Walid Raad’s installation, We Can Make Rain but No One Came To Ask, at Brown University’s Bell Gallery, feels like a Borgesian detective story in which truth is elusive, and cities themselves shiver with post-traumatic stress disorder.
EVIDENCE? Raad/Boueri’s I Feel a Great Desire to Meet the Masses Once Again.
For several years, the Lebanese-born New York-based artist has made art about the Lebanese Civil War of 1975 to 1991. This installation, Raad writes, focuses on a single car bombing in Beirut in 1986. The gallery is filled with five long tables, with 44 sheets of paper laid atop them like evidence. A fractured, impressionistic 17-minute video projected on a wall of the gallery seems to cover some of the same territory.
“My photographs [of Beirut] began to manifest colors and lines that were, at times, significantly different from the ones available to my eyes,” Raad writes in a group of pages that depict buildings mirrored, turned upside down, cut-up, and blurred. “I came to believe that something in . . . the time and space of the [bombed] neighborhood may have been affected not only by the 1986 detonation but also by every other war, skirmish, and assault in Lebanon since 1975 . . . I decided to print my photographs even if I still doubted what I was seeing in them.”
That doubt between fact and fantasy is central to Raad’s project. Working in his own name or seeming to collect information about the Lebanese civil war under the banner of his fictitious foundation, the Atlas Group, Raad mixes facts and invented tales to toy with the nature of history, of memory, of rumor, of evidence. One message is, perhaps, that history is a slippery thing, and “truth” changes depending on who’s telling the story.

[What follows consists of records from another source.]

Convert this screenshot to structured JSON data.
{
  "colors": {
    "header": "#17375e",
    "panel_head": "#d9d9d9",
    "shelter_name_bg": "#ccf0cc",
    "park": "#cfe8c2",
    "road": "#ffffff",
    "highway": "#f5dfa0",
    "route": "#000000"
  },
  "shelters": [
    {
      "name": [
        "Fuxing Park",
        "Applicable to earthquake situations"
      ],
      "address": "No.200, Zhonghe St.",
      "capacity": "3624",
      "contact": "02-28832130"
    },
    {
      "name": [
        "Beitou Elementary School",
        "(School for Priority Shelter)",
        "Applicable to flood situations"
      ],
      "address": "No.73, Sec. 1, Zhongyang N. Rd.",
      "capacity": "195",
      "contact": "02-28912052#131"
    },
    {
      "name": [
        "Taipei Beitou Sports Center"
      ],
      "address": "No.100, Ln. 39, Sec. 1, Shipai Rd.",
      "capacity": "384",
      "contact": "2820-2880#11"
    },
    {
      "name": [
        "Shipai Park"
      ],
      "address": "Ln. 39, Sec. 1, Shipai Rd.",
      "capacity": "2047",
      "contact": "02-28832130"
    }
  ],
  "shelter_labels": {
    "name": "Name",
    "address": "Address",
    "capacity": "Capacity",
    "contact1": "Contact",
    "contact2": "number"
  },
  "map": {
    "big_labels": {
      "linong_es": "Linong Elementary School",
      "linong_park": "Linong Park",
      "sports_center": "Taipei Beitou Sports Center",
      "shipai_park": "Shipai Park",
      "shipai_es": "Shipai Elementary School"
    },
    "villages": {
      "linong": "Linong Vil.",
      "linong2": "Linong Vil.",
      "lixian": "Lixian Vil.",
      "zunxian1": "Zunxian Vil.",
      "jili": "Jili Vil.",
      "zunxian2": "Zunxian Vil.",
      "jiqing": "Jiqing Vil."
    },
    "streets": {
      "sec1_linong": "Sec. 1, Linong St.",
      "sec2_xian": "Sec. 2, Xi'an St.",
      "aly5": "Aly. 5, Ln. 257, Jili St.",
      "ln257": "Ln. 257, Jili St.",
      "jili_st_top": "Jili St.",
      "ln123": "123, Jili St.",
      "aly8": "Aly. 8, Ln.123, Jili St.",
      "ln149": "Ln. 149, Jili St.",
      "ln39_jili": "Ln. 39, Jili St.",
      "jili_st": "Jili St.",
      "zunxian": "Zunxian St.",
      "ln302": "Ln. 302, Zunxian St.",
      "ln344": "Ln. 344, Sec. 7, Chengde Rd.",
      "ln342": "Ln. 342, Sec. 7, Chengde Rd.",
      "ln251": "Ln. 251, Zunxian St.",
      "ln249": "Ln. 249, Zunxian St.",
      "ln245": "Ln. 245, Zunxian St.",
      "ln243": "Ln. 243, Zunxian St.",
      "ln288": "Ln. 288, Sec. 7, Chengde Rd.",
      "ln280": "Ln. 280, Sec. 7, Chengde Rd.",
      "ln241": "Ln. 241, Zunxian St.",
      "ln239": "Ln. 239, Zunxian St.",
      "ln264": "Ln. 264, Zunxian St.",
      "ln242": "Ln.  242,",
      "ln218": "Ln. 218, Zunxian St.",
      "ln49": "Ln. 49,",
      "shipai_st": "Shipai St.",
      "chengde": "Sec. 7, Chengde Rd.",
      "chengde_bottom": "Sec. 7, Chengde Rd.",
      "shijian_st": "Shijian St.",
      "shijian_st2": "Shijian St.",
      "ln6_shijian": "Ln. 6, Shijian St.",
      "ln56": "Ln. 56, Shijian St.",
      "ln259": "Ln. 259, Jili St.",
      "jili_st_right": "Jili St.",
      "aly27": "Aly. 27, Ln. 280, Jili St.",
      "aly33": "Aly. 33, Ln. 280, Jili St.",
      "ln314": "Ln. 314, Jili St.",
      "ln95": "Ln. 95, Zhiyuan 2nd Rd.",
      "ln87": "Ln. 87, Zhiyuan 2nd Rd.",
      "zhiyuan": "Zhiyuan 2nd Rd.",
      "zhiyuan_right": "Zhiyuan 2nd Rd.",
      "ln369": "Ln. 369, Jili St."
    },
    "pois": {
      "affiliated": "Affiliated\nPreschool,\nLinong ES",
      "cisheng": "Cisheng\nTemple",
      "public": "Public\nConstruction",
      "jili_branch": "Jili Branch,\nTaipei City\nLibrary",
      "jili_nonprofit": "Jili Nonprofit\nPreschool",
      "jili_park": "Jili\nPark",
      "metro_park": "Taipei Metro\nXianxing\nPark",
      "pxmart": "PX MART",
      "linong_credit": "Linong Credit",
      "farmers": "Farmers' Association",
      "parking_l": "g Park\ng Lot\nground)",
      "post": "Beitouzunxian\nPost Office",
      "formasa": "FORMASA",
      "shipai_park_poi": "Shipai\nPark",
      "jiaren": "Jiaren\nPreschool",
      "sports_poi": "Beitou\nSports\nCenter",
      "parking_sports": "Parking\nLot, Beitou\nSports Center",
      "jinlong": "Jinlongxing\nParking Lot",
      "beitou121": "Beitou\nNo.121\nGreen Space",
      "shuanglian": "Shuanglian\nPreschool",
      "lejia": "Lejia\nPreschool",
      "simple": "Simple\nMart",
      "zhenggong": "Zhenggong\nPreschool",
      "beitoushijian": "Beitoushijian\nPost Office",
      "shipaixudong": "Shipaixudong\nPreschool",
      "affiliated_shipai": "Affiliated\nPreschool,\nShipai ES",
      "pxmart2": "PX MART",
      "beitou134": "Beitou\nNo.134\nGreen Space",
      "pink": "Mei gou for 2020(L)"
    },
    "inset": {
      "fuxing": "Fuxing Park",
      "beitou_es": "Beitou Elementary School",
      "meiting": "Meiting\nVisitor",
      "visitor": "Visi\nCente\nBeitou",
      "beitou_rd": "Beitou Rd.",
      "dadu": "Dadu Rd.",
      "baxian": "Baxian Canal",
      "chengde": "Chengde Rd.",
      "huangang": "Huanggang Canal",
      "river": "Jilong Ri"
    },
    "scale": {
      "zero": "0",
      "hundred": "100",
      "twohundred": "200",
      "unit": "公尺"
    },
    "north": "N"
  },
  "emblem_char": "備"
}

Each set of papers offers a page or so of text and then images stripped across the top of the rest of the sheets. The small type is difficult to read, making the already dry text somewhat tedious. Raad tallies bombing data, discusses the fear the attacks inspired, insists the motives and culprits can be deciphered, identifies people allegedly behind the attacks, and adds that he’s surprised that no one tried to piece it together before. Perfunctory pictures show bomb damage diagrams and photos of bodies on the ground, rescue crews, and smoke rising from buildings.
Raad writes about a newspaper photographer reporting on the blast and recounts meeting with retired Lebanese Army explosives expert Yussef Bitar in recent years to discuss bombings that he investigated. “He never told me why he copied and kept the reports in his apartment,” Raad writes. “I suspect it was the hope that some day he might present them in court to prove that his originals had been altered time and again by . . . corrupt politicians and judges.”
The walls of the gallery’s lobby are painted with black-and-white copies on blue backgrounds of what appear to be courtroom sketches of terrorism trials — judges, attorneys, a repeated figure resembling convicted al Qaeda conspirator Zacarias Moussaoui. A sign says it’s titled I Feel A Great Desire to Meet the Masses Once Again and painted by Elly Boueri at Raad’s request. She writes that for months after September 11 she struggled to remember the color of the sky that day, but prosecutors repeatedly spoke of the clear blue sky while avoiding discussion of the “geopolitical, historical, and social
reasons” for the attacks.
Boueri, though, is apparently an invention of Raad. Which makes all the apparent “evidence” that Raad has assembled begin to shake and shift and blur, just like his pictures. So Bitar, for example, was a real explosives expert, but who knows how much else is true. Such fake identities and meta-realities are a trendy tactic in contemporary art. Here it feels like a fussy distraction from and perhaps avoidance of the serious matters at hand.
But a more generous way of seeing it is that Raad is recreating the sensation of craving information and answers in the wake of a grand national catastrophe, when rival factions have framed what happened for their own benefit, making all evidence feel frustratingly slippery. So we struggle to make sense of it, latching onto what facts and memories and tales that we can.